Thick Tea/Thin Tea   The highest quality green tea in Japan is either gyokuro, green leaf tea, or matcha, green powdered tea. They are the same tea leaves, but differ in the processing. For matcha, there are two types: koicha/thick tea and usucha/thin tea. Thick tea is higher quality than thin tea; thick tea uses the new, young tea leaves from older tea plants and thin tea comes from the new, young tea leaves from younger tea plants. To prepare thick tea, there is proportionally more tea and less water and they are blended into a creamy mixture, similar to a creamy soup. Thick tea is concentrated, therefore, it needs to be of the highest quality for the most delicious flavor. To prepare thin tea, there is more water and less tea and they are whipped together into a light and frothy mixture.
Leaves are
  Matcha is grown primarily in the Uji area, southwest of Kyoto. The young tea leaves are picked in early May and lightly steamed to prevent any fermentation. This allows the tea to retain its beautiful green color. Then the tea leaves are dried. Traditionally, at this point, the leaves would be stored in chatsubo/tea jars and allowed to season until November, at which time they can be stone-ground as needed. For consistency, the leaves from various varieties of tea plants are blended to produce the best flavor, color, and aroma. Before being stone-ground, the leaves are processed to obtain only the meat part of the leaf. The stems and veins are removed so that the tea will be very fine when ground. It takes one hour to grind somewhat less than 40g of matcha and in the end the final weight of product is about 1/10th of the original harvest. Although clippers can be used to harvest the tea leaves, the leaves for koicha/thick tea are still picked by hand, one by one.

are given

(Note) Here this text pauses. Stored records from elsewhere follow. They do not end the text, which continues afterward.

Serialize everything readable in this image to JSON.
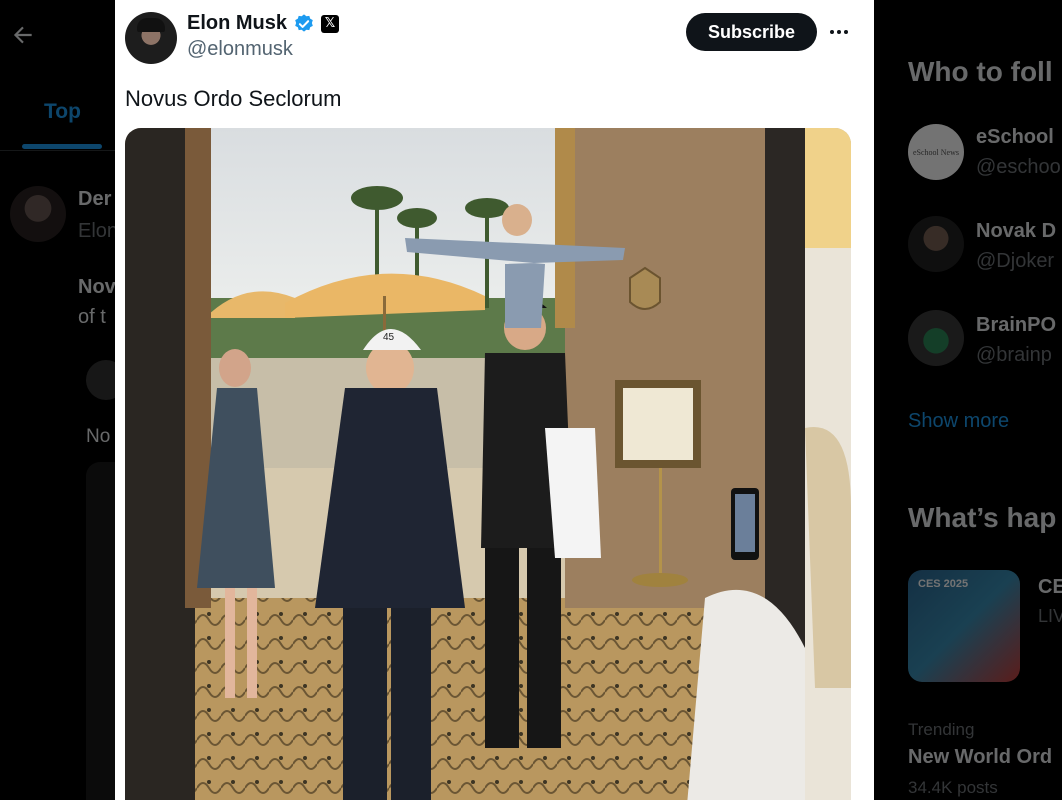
{
  "background": {
    "tab_top": "Top",
    "post": {
      "name": "Der",
      "handle": "Elon",
      "text_line1": "Nov",
      "text_line2": "of t",
      "reply_text": "No"
    },
    "sidebar": {
      "who_to_follow_title": "Who to foll",
      "accounts": [
        {
          "name": "eSchool",
          "handle": "@eschoo",
          "logo_text": "eSchool News"
        },
        {
          "name": "Novak D",
          "handle": "@Djoker"
        },
        {
          "name": "BrainPO",
          "handle": "@brainp"
        }
      ],
      "show_more": "Show more",
      "whats_happening_title": "What’s hap",
      "event": {
        "thumb_label": "CES 2025",
        "title": "CE",
        "subtitle": "LIV"
      },
      "trend": {
        "label": "Trending",
        "name": "New World Ord",
        "count": "34.4K posts"
      }
    }
  },
  "tweet": {
    "author_name": "Elon Musk",
    "author_handle": "@elonmusk",
    "x_badge": "𝕏",
    "subscribe_label": "Subscribe",
    "text": "Novus Ordo Seclorum",
    "photo": {
      "cap_text": "45",
      "framed_document": "certificate"
    }
  },
  "colors": {
    "accent": "#1d9bf0",
    "subscribe_bg": "#0f1419",
    "card_bg": "#ffffff"
  },
  "icons": {
    "back": "back-arrow-icon",
    "verified": "verified-badge-icon",
    "more": "more-horizontal-icon"
  }
}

  The blends of matcha are given tea names/chamei either by the tea plantation/shop or by the grand tea master of a particular Tea tradition. After a grand tea master has given a particular tea a name, the tea is referred to as his "okonomi," a tea that is favored by him. MATCHAandMORE offers blends from Koyama-en and Shorai-en whose names were given by the Grand Masters of the Urasenke tradition: Zabosai Oiemoto, the 16th generation and present Grand Master; his father, Housai Daisosho, the 15th generation, and his grandfather, Tantansai, the 14th generation.

How to store matcha   To protect the freshness of your matcha, always store it in the freezer in an air-tight container or plastic bag. Before using, bring the matcha that you will use to room temperature and strain it through a fine sieve.
  Research continues to support the many health benefits of green tea. Very high in antioxidants, green tea helps to control free radicals, which are a natural consequence of cell metabolism in the body. Polyphenols are found in high concentrations and help in the prevention of heart disease and cancer. Catechins, which are a category of polyphenols, reduce LDL cholesterol and suppress the chemicals in the body that trigger the constriction of blood vessels, thereby helping in the prevention of high blood pressure. Research has shown that green tea catechins also inhibit the growth of various types of cancer cells and have proven to be antibacterial and antiviral. Theanine is an amino acid that produces a tranquilizing effect in the brain and is found in the leaves of green tea. It helps the brain produce more alpha waves, which make it effective against tension and stress and it increases mental focus and improves concentration. With matcha, the actual tea leaf is consumed, which gives higher concentrations of catechins and vitamins.